  15. It is hard to say if rebuilding is necessary. I can say that the drivers (mids/tweets) that I rebuilt are measurably different. However, almost all of the differences are in the lower frequency of the driver, well below the crossover cutoff frequency. Aside from the quantitative measurements, I also did some qualitative A-B testing using a speaker switch. In general, the tonality of the speakers didn't change. The measurements appear to correlate to the listening tests. I used the Ferrotech ferrofluid from PE. This fluid is noticeably thinner that the ferrofluid that I removed. What I don't know is if the ADS ferrofluid is supposed to be more viscous than the Ferrotech ferrofluid. One could make the argument that the original fluid was thicker because it "evaporated" over the years. An equally plausible argument is that the fluid start off thicker and hasn't changed. I'd love to be able to pick the brain of some of the engineers that designed the drivers.

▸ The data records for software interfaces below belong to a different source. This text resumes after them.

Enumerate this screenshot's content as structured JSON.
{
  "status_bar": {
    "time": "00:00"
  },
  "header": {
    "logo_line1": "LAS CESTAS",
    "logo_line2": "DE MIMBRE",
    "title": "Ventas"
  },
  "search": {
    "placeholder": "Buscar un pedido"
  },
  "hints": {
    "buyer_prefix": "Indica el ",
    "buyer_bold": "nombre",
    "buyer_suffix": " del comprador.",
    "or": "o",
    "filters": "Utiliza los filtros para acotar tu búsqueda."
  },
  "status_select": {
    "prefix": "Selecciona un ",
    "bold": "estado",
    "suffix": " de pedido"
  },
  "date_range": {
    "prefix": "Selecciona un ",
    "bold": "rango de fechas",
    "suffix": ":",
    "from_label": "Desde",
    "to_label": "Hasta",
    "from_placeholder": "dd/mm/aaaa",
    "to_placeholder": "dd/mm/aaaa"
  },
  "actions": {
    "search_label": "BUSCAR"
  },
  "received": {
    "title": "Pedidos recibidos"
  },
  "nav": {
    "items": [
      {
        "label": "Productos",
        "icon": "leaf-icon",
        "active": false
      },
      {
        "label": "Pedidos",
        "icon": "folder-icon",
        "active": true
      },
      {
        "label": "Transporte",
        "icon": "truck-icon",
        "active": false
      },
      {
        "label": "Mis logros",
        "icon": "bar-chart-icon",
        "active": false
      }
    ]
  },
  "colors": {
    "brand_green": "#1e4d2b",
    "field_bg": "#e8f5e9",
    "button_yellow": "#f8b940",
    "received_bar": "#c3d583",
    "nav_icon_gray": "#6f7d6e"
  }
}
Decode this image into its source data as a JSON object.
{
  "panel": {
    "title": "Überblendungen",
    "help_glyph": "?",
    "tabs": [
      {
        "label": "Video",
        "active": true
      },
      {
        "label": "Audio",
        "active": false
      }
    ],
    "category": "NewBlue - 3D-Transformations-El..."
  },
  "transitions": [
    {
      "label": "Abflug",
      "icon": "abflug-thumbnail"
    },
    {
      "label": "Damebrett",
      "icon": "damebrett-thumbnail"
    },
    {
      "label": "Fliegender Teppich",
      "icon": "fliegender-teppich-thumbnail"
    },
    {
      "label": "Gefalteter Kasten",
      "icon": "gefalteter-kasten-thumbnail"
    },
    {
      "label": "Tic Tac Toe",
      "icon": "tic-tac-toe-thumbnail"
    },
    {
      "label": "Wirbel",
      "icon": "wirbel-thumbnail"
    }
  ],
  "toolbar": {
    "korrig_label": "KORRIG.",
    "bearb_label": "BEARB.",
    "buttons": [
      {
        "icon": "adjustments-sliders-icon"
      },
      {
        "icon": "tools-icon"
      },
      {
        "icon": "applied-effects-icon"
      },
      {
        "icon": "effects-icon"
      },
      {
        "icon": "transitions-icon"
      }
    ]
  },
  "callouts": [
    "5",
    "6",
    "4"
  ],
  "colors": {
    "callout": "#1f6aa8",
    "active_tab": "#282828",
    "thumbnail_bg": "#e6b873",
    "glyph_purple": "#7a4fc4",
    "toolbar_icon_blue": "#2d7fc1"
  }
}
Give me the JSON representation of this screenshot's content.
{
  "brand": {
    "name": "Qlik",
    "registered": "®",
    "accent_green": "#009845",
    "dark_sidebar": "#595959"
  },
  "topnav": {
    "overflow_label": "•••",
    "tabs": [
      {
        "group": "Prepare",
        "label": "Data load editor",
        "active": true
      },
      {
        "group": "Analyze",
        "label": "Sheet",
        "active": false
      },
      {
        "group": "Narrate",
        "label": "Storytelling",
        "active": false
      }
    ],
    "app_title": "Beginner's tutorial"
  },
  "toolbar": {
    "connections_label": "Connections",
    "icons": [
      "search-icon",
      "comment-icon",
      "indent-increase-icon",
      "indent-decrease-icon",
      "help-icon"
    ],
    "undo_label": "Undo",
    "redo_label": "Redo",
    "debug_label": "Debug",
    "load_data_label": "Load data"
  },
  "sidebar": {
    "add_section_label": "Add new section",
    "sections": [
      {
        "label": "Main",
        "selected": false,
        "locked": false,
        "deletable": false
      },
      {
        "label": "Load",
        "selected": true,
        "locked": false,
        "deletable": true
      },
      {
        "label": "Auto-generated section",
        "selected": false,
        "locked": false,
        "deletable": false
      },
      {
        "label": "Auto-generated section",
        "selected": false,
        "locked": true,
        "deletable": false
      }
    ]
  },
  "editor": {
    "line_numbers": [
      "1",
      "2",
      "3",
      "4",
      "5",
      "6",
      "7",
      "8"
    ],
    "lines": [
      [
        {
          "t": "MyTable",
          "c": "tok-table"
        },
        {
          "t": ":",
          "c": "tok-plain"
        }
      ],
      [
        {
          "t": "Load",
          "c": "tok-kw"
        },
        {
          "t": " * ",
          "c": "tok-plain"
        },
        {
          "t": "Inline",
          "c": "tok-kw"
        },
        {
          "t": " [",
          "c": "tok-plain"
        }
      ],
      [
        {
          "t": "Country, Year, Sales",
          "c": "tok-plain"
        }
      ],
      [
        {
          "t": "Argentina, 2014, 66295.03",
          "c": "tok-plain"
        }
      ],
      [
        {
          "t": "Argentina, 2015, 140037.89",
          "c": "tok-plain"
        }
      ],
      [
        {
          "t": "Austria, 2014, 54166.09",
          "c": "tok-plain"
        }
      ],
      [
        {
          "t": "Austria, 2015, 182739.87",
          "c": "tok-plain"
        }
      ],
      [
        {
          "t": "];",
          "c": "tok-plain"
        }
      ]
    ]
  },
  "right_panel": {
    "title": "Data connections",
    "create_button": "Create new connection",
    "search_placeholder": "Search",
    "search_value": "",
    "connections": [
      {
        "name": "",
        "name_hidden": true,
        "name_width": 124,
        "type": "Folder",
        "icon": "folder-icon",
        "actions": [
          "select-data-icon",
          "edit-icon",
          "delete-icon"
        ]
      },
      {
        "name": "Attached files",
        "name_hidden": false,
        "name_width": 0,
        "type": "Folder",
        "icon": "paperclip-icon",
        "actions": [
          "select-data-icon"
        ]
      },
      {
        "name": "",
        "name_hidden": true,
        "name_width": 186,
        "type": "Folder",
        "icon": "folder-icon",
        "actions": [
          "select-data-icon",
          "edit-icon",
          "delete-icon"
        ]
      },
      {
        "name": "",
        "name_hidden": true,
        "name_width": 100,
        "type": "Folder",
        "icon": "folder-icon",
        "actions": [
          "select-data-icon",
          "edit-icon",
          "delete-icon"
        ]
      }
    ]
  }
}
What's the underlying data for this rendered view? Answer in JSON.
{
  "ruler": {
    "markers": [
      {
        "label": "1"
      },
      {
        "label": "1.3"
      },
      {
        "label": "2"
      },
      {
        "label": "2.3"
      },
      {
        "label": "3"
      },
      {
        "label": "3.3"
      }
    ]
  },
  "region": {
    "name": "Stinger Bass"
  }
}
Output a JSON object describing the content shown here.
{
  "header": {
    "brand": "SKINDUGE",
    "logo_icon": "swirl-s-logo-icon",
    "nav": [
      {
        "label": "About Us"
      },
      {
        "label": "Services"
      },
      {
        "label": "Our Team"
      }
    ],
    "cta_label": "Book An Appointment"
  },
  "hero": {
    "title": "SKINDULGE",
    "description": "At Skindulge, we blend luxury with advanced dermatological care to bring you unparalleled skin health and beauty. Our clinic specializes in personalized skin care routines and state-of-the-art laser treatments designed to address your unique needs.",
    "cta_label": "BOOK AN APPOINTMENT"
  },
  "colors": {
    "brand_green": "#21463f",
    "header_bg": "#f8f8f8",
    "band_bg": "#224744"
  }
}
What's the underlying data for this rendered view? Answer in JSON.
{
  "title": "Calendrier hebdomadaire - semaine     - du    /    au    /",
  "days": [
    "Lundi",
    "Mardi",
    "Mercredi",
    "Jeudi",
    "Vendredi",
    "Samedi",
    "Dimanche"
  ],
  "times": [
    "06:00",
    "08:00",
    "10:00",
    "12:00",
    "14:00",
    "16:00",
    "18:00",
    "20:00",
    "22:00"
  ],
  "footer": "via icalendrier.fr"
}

Does anyone know what ferrofluid Richard So uses when he rebuilds the drivers? Does he use Ferrotech or does he have a supply of the original fluid? I'm still on the fence on whether it could "hurt" or not. If the drivers "need" the original ferrofluid (and the original ferrofluid is not available), yes, it could hurt. The place that it is most likely to "hurt" is marking up the cabinets trying to remove the drivers. There is also the possibility of not getting the voice coils properly centered. The ADS drivers do not have a positive indexing system between the cone/coil and the magnet. I found the alignment to be extremely sensitive (i.e. time consuming to get right). If this part of the job is done carelessly, the driver performance will be diminished.